* Exercise aim *
In the entries below, find the lines that contain the word "comments" and copy them.

(App and web page records)
===============

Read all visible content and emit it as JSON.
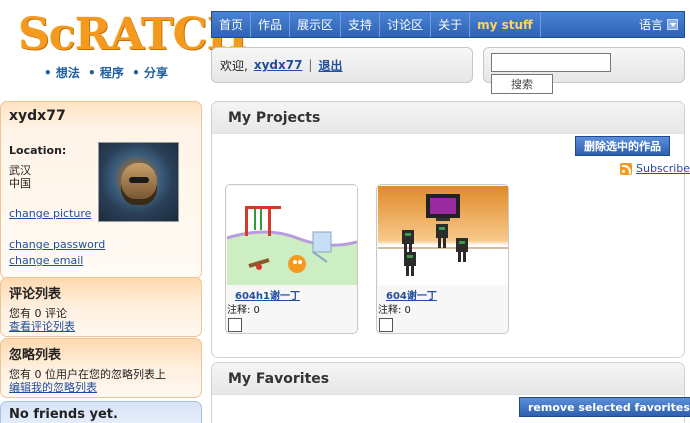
{
  "logo": {
    "text": "ScRATCH",
    "tagline": [
      "• 想法",
      "• 程序",
      "• 分享"
    ]
  },
  "nav": {
    "items": [
      "首页",
      "作品",
      "展示区",
      "支持",
      "讨论区",
      "关于",
      "my stuff"
    ],
    "language_label": "语言"
  },
  "welcome": {
    "greeting": "欢迎,",
    "username": "xydx77",
    "separator": "|",
    "logout": "退出"
  },
  "search": {
    "value": "",
    "button": "搜索"
  },
  "profile": {
    "username": "xydx77",
    "location_label": "Location:",
    "city": "武汉",
    "country": "中国",
    "change_picture": "change picture",
    "change_password": "change password",
    "change_email": "change email"
  },
  "comments": {
    "title": "评论列表",
    "text": "您有 0 评论",
    "link": "查看评论列表"
  },
  "ignore": {
    "title": "忽略列表",
    "text": "您有 0 位用户在您的忽略列表上",
    "link": "编辑我的忽略列表"
  },
  "friends": {
    "title": "No friends yet."
  },
  "projects": {
    "title": "My Projects",
    "delete_button": "删除选中的作品",
    "subscribe": "Subscribe",
    "items": [
      {
        "title": "604h1谢一丁",
        "note": "注释: 0"
      },
      {
        "title": "604谢一丁",
        "note": "注释: 0"
      }
    ]
  },
  "favorites": {
    "title": "My Favorites",
    "remove_button": "remove selected favorites"
  },
  "colors": {
    "nav_blue": "#3a70c4",
    "my_stuff": "#ffd35a",
    "logo_orange": "#f39a1f",
    "link_blue": "#1f4e9c"
  }
}
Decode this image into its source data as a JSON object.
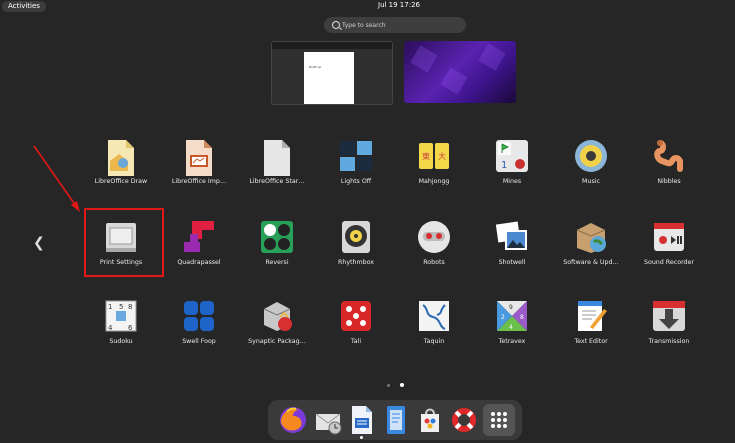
{
  "topbar": {
    "activities_label": "Activities",
    "clock": "Jul 19  17:26"
  },
  "search": {
    "placeholder": "Type to search"
  },
  "workspaces": {
    "doc_text": "Draft up"
  },
  "apps": [
    {
      "label": "LibreOffice Draw",
      "icon": "libreoffice-draw-icon"
    },
    {
      "label": "LibreOffice Imp…",
      "icon": "libreoffice-impress-icon"
    },
    {
      "label": "LibreOffice Star…",
      "icon": "libreoffice-start-icon"
    },
    {
      "label": "Lights Off",
      "icon": "lights-off-icon"
    },
    {
      "label": "Mahjongg",
      "icon": "mahjongg-icon"
    },
    {
      "label": "Mines",
      "icon": "mines-icon"
    },
    {
      "label": "Music",
      "icon": "music-icon"
    },
    {
      "label": "Nibbles",
      "icon": "nibbles-icon"
    },
    {
      "label": "Print Settings",
      "icon": "printer-icon"
    },
    {
      "label": "Quadrapassel",
      "icon": "quadrapassel-icon"
    },
    {
      "label": "Reversi",
      "icon": "reversi-icon"
    },
    {
      "label": "Rhythmbox",
      "icon": "rhythmbox-icon"
    },
    {
      "label": "Robots",
      "icon": "robots-icon"
    },
    {
      "label": "Shotwell",
      "icon": "shotwell-icon"
    },
    {
      "label": "Software & Upd…",
      "icon": "software-updates-icon"
    },
    {
      "label": "Sound Recorder",
      "icon": "sound-recorder-icon"
    },
    {
      "label": "Sudoku",
      "icon": "sudoku-icon"
    },
    {
      "label": "Swell Foop",
      "icon": "swell-foop-icon"
    },
    {
      "label": "Synaptic Packag…",
      "icon": "synaptic-icon"
    },
    {
      "label": "Tali",
      "icon": "tali-icon"
    },
    {
      "label": "Taquin",
      "icon": "taquin-icon"
    },
    {
      "label": "Tetravex",
      "icon": "tetravex-icon"
    },
    {
      "label": "Text Editor",
      "icon": "text-editor-icon"
    },
    {
      "label": "Transmission",
      "icon": "transmission-icon"
    }
  ],
  "dock": [
    "firefox-icon",
    "mail-icon",
    "writer-icon",
    "docs-icon",
    "software-store-icon",
    "help-icon",
    "app-grid-icon"
  ],
  "pager": {
    "page_count": 2,
    "current_page": 2
  },
  "colors": {
    "background": "#262626",
    "highlight": "#e01818",
    "dock": "#3a3a3a"
  }
}
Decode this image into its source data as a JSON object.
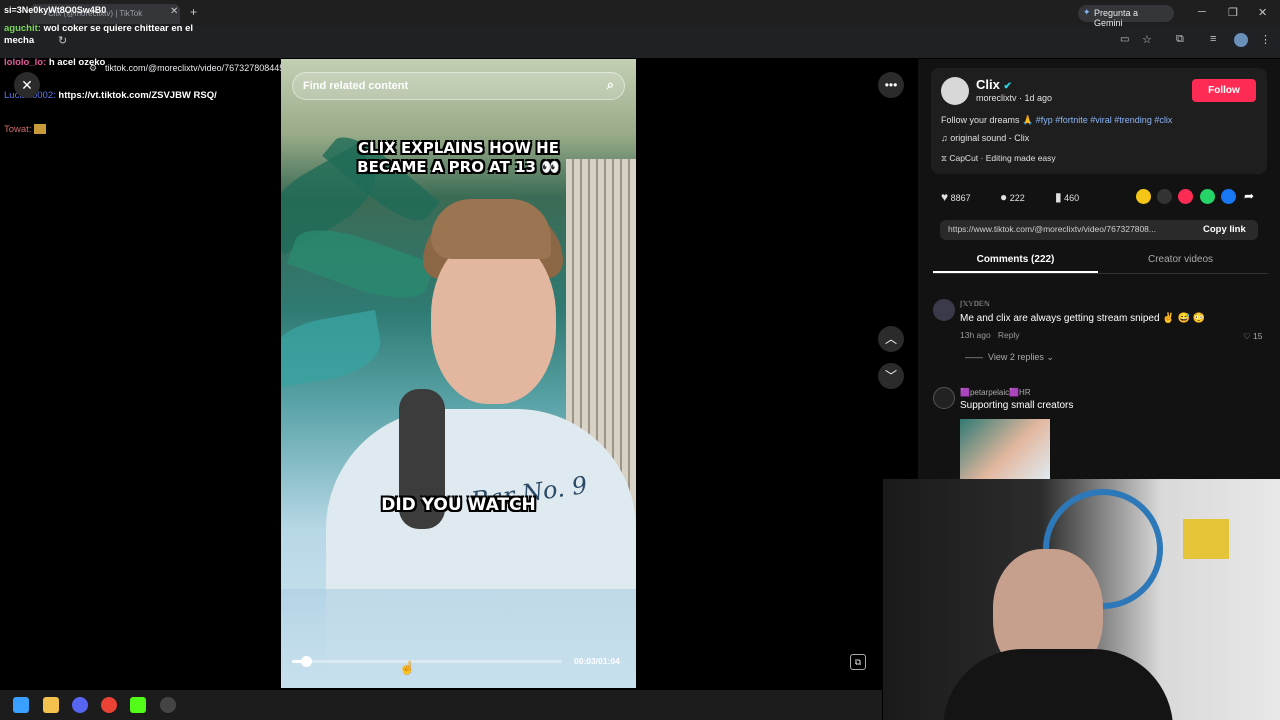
{
  "browser": {
    "tab_title": "Clix (@moreclixtv) | TikTok",
    "url": "tiktok.com/@moreclixtv/video/7673278084459662606",
    "gemini_label": "Pregunta a Gemini"
  },
  "chat": {
    "overlay_line": "si=3Ne0kyWt8O0Sw4B0",
    "messages": [
      {
        "user": "aguchit:",
        "text": "wol coker se quiere chittear en el mecha",
        "color": "#7ad35a"
      },
      {
        "user": "lololo_lo:",
        "text": "h acel ozeko",
        "color": "#e35a9d"
      },
      {
        "user": "Luciano002:",
        "text": "https://vt.tiktok.com/ZSVJBW RSQ/",
        "color": "#5d7cf2"
      },
      {
        "user": "Towat:",
        "text": "",
        "color": "#d06b6b"
      }
    ]
  },
  "video": {
    "search_placeholder": "Find related content",
    "caption_top": "CLIX EXPLAINS HOW HE BECAME A PRO AT 13 👀",
    "caption_mid": "DID YOU WATCH",
    "shirt_text": "Bar No. 9",
    "time": "00:03/01:04",
    "progress": 0.05
  },
  "author": {
    "name": "Clix",
    "handle": "moreclixtv",
    "age": "1d ago",
    "follow_label": "Follow",
    "description_prefix": "Follow your dreams 🙏",
    "hashtags": "#fyp #fortnite #viral #trending #clix",
    "sound": "original sound - Clix",
    "capcut": "CapCut · Editing made easy"
  },
  "stats": {
    "likes": "8867",
    "comments": "222",
    "saves": "460"
  },
  "link": {
    "url": "https://www.tiktok.com/@moreclixtv/video/767327808...",
    "copy_label": "Copy link"
  },
  "tabs": {
    "comments": "Comments (222)",
    "creator": "Creator videos"
  },
  "comments": [
    {
      "user": "𝕁𝕏𝕐𝔻𝔼ℕ",
      "text": "Me and clix are always getting stream sniped ✌️ 😅 😳",
      "age": "13h ago",
      "reply": "Reply",
      "likes": "15",
      "view_replies": "View 2 replies"
    },
    {
      "user": "🟪petarpelaic🟪HR",
      "text": "Supporting small creators"
    }
  ],
  "colors": {
    "accent": "#fe2c55",
    "link": "#8ab4f8",
    "verified": "#20d5ec"
  }
}
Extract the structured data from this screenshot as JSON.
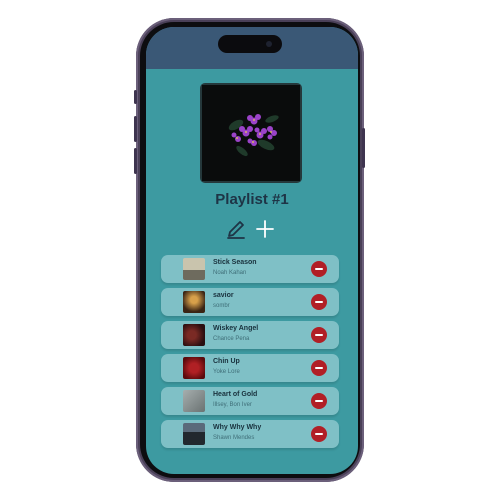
{
  "playlist": {
    "title": "Playlist #1",
    "cover_icon": "violet-flowers-image",
    "edit_icon": "pencil-icon",
    "add_icon": "plus-icon"
  },
  "songs": [
    {
      "title": "Stick Season",
      "artist": "Noah Kahan",
      "thumb_color": "#b7b39c",
      "remove_icon": "minus-circle-icon"
    },
    {
      "title": "savior",
      "artist": "sombr",
      "thumb_color": "#6a4a2a",
      "remove_icon": "minus-circle-icon"
    },
    {
      "title": "Wiskey Angel",
      "artist": "Chance Pena",
      "thumb_color": "#4a1e20",
      "remove_icon": "minus-circle-icon"
    },
    {
      "title": "Chin Up",
      "artist": "Yoke Lore",
      "thumb_color": "#7a1416",
      "remove_icon": "minus-circle-icon"
    },
    {
      "title": "Heart of Gold",
      "artist": "Illsey, Bon Iver",
      "thumb_color": "#8a9494",
      "remove_icon": "minus-circle-icon"
    },
    {
      "title": "Why Why Why",
      "artist": "Shawn Mendes",
      "thumb_color": "#3a4656",
      "remove_icon": "minus-circle-icon"
    }
  ],
  "colors": {
    "screen_bg": "#3d9aa1",
    "status_bar": "#3a5876",
    "row_bg": "#7fc0c6",
    "remove_button": "#b11f26",
    "title_text": "#1e3446"
  }
}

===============

* Expected output *
  "comments": {
    "comments": "222",
    "comments": "Comments (222)",
  "comments": [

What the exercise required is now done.